From Praying the Names of Jesus Week Fourteen, Day Four
Only once in the New Testament is Jesus described as a lion. The book of Revelation (named in part for what it reveals about Christ) portrays the risen Jesus as the only one worthy to open the scroll that contains the ultimate unfolding of God's purposes for the world. The apostle John perceived Jesus as both Lion and Lamb, who through his death and resurrection becomes the ultimate victor and conqueror. When you pray to Jesus as the Lion of the Tribe of Judah, you are praying to the One with the power to banish all fear, to the One who watches over you with his fierce protecting love. You are also praying to the One who is judge of the living and the dead.
I wept and wept because no one was found who was worthy to open the scroll or look inside. Then one of the elders said to me, "Do not weep! See, the Lion of the tribe of Judah, the Root of David, has triumphed. He is able to open the scroll and its seven seals." Revelation 5:4 - 5
Praying the Name
The wolf will live with the lamb,
the leopard will lie down with the goat,
the calf and the lion and the yearling together;

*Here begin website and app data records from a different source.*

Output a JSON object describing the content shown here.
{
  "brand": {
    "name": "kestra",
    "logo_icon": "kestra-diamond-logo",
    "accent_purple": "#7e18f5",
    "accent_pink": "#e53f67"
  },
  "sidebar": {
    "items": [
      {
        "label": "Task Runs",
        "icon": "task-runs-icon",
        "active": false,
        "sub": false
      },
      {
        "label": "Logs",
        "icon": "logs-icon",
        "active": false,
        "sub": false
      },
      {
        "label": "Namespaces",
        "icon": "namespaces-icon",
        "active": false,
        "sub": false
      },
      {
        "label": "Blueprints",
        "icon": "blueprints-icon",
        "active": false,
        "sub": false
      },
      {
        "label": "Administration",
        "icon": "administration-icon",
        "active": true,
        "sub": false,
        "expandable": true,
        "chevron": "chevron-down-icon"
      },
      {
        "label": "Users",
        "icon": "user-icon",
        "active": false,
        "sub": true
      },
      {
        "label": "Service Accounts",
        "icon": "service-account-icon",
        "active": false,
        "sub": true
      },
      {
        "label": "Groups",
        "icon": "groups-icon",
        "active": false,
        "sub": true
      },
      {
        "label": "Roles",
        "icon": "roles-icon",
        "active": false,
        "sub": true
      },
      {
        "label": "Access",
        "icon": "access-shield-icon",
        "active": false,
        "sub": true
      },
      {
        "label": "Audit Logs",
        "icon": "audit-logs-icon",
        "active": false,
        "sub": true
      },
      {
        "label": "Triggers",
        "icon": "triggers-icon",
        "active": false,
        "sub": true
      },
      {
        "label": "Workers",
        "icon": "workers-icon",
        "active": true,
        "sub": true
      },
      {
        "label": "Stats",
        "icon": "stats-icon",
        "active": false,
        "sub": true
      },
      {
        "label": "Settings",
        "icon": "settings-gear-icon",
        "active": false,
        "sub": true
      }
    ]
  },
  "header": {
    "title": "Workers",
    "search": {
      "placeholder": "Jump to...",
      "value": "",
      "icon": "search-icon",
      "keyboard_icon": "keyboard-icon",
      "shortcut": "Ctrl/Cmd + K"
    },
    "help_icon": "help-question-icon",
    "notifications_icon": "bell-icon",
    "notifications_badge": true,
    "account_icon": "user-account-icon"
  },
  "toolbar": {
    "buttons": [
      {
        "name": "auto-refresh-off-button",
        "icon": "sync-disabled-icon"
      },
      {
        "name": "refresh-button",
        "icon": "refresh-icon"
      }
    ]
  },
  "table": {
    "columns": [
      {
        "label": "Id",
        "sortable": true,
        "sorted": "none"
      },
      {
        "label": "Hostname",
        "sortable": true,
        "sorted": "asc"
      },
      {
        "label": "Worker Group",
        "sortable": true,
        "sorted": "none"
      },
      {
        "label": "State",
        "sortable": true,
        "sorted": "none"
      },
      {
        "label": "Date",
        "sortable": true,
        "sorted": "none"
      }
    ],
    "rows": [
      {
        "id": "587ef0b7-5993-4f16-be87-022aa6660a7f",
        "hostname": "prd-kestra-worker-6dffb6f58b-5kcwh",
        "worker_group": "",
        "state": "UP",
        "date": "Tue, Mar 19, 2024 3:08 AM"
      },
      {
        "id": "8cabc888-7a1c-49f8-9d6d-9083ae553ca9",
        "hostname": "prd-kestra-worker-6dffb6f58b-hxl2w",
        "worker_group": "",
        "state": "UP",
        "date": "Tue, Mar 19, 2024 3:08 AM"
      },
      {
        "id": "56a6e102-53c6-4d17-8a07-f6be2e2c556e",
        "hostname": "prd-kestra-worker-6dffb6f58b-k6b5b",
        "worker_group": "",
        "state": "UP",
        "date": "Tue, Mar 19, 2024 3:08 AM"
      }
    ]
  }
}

and a little child will lead them.
The cow will feed with the bear,
their young will lie down together,
and the lion will eat straw like the ox.
The infant will play near the hole of the cobra,
and the young child put his hand into the viper's nest.
They will neither harm nor destroy
on all my holy mountain,
for the earth will be full of the knowledge of the Lord
as the waters cover the sea.
Then one of the elders said to me, "Do not weep! See, the Lion of the tribe of Judah, the Root of David, has triumphed. He is able to open the scroll and its seven seals."
Then I saw a Lamb, looking as if it had been slain, standing in the center of the throne, encircled by the four living creatures and the elders. Revelation 5:5 - 6
Praise God: For revealing himself in Jesus.
Offer Thanks: For the Lord's lionlike care and protection.
Confess: Any dividedness in your heart toward doing God's will.
Ask God: To help you lean on his strength and protection.
How is it possible that children in the same family can grow into adults with diametrically opposing views of their family of origin? One brother recalls his parents as warm and caring while another characterizes them as cold and unloving. There could be multiple reasons why this is so, but certainly one explanation is that the brothers' temperaments and personalities have significantly shaped their experience of relationships within the family. The compliant older brother did whatever he could to please, while the stubborn younger brother responded to parental direction with obstinate resistance.
Something similar happens when it comes to our perceptions of God. Some people see him as a loving God full of mercy while others see him as cold and distant, harsh and punitive. To some degree our perception of him depends on our response to him. Will we love him, expressing our love through obedience, or will we hold him in contempt by disregarding his commandments and his intentions for our lives? Even in the best of us, our experience of God remains fractured and divided so that we sometimes experience him one way and sometimes another.
The preacher William Watley captures our various experiences of Jesus as both Lion and Lamb:
Jesus as Lion and Lamb means that he has more than one way of approaching us and addressing our situation. When we have sinned and fallen short of God's glory, we don't need a lion of condemnation and judgment attacking us and ravaging our spirit. When we are already feeling like a nobody, we don't need a stern lion beating us up and making us feel worse. We need a gentle word from the Lord. We need a word of comfort and encouragement. We need the Lamb to speak tenderly and tell us, "Come to me, all you that are weary and are carrying heavy burdens, and I will give you rest" (Matthew 11:28). Justice says that we deserve a lion to slay us, but mercy says, "I'm going to send a lamb and let you know that you have another chance."
But when we get comfortable with being miserable; when we start feeling so sorry for ourselves and are tempted to stay down; when we've been down so long that getting up doesn't even cross our minds (or if it does, it seems like an impossibility), then we don't need a lamb comforting us in our misery. We need the Lion with power to pull us up...
As Lion and Lamb, Jesus understands our weaknesses but relates to our strength, and he loves us with all our contradictions. I have always been drawn to Isaiah's portrait of a future era of perfect peace in which the whole earth will be joined together in harmony with God. Even nature's opposites — the lion and the lamb — will lie down together without a trace of fear or animosity. Think about it. No more sibling rivalry, no more arguments with your spouse, no more competition with coworkers, no more church splits, no more political infighting, no more crime, no more terrorist attacks or suicide bombings. The peace we experience will be profound, threading its way through every living thing. Even our various perceptions of God will be reconciled. The Lion God will lie down with the Lamb God, and we will experience not his fierce anger but his powerful safeguarding protection perfectly joined to his immense, sacrificial love.
Today as you seek God's face, praise him for his strength and ask him to reveal his lion like love and his fierce, protecting care.
Two of Ann Spangler's most-loved books have been released in paperback: Praying the Names of God and Praying the Names of Jesus.
These books help us understand the biblical context in which these names and titles were revealed, and help us gain a more intimate knowledge of the Father and of the Son.